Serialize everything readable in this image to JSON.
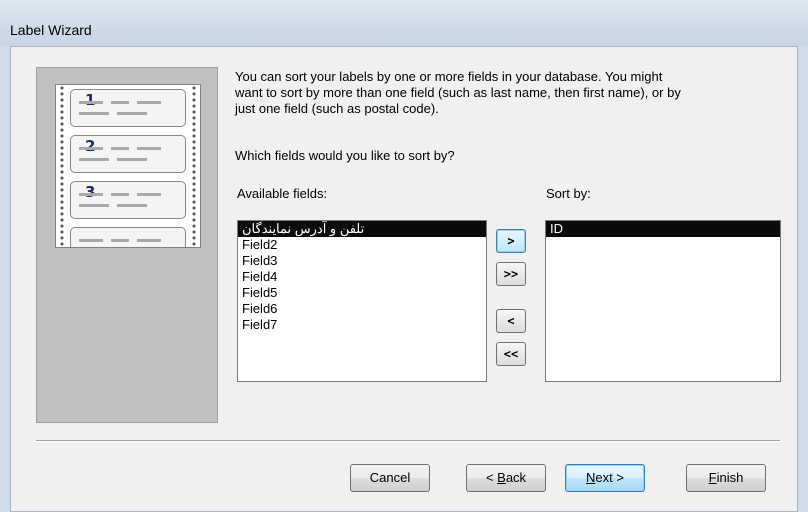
{
  "window": {
    "title": "Label Wizard"
  },
  "instructions": {
    "line1": "You can sort your labels by one or more fields in your database.  You might",
    "line2": "want to sort by more than one field (such as last name, then first name), or by",
    "line3": "just one field (such as postal code).",
    "question": "Which fields would you like to sort by?"
  },
  "illustration": {
    "label_numbers": [
      "1",
      "2",
      "3"
    ]
  },
  "available": {
    "label": "Available fields:",
    "items": [
      "تلفن و آدرس نمایندگان",
      "Field2",
      "Field3",
      "Field4",
      "Field5",
      "Field6",
      "Field7"
    ]
  },
  "sortby": {
    "label": "Sort by:",
    "items": [
      "ID"
    ]
  },
  "move_buttons": {
    "add_one": ">",
    "add_all": ">>",
    "remove_one": "<",
    "remove_all": "<<"
  },
  "footer": {
    "cancel": "Cancel",
    "back_prefix": "< ",
    "back_key": "B",
    "back_rest": "ack",
    "next_key": "N",
    "next_rest": "ext >",
    "finish_key": "F",
    "finish_rest": "inish"
  },
  "colors": {
    "selection": "#0b0b0b",
    "focus_border": "#3c7fb1"
  }
}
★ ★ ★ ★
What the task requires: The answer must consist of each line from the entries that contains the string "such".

Answer for the task:
    "line2": "want to sort by more than one field (such as last name, then first name), or by",
    "line3": "just one field (such as postal code).",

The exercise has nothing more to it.